“It’s beautiful here,” he said. Penn looked out over the plains and took it in for the first time.

“It’s cold,” was his only reply.

Tillak smiled. Non-clones always looked at the negative aspect of things. Always so pessimistic. He and his brethren had had a different way of looking at the worlds they encountered, different to how the mongrels they worked with saw things. They never knew how lucky they were to be alive. Clones like himself would never appreciate a normal lifespan. For him and the millions of his Clone brothers, everything moved twice as fast, so he'd learned to appreciate the small things in his accelerated life. He had heard whispers, barracks rumours of some brothers whom had gone AWOL and had found a way to reverse the accelerated aging process, but he'd passed it off long ago as wishful thinking.

“Things don't have to be warm to be beautiful,” Tillak replied.

“I guess not,” Penn replied without confidence. He paused for a second before getting back to the war. “Commander, if you're ready, we're almost set to destroy what remains of their base. The placement of charges will be complete in two minutes.”

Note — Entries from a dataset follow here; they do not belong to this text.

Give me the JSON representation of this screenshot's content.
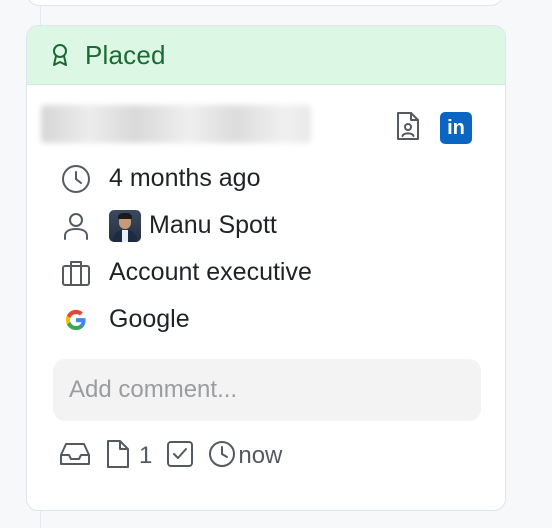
{
  "card": {
    "status": {
      "label": "Placed",
      "icon": "award-ribbon-icon",
      "color": "#1b6a34",
      "background": "#dcf7e3"
    },
    "candidate": {
      "name_redacted": true,
      "resume_icon": "resume-document-icon",
      "linkedin_icon": "linkedin-icon",
      "linkedin_label": "in"
    },
    "details": {
      "time_ago": "4 months ago",
      "owner": "Manu Spott",
      "job_title": "Account executive",
      "company": "Google"
    },
    "comment": {
      "placeholder": "Add comment...",
      "value": ""
    },
    "footer": {
      "attachments_count": "1",
      "updated": "now"
    }
  },
  "colors": {
    "accent_blue": "#0a66c2",
    "border": "#dfe5ee",
    "icon_gray": "#555a61"
  }
}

Tillak nodded. He looked one last time over the coloured frozen plains and breathed in deeply before donning his helmet. The orders from General Veers had been to wipe out what remained of the Rebel camp to deny them access to it should they return. Tillak knew their explosives would collapse the mountain and add one more scar to the landscape, but he had never defied an order. Not even Order 66 all those years back.

Turning to face the giant hangar doors of the Rebel base, he nodded again.

“Ensure everyone is accounted for and call in the shuttles. We’ll detonate it once we're airborne.”


The two soldiers of the Galactic Empire; one clone, one human, entered the empty base one last time. In the distance the cry of several Taun Tauns carried on the breeze across the painted, frozen plains.

Commander Tillak, Clone Officer CC-16989/1408, a veteran of multiple wars and the slayer of countless rebellion terrorists, heard it and smiled.

The End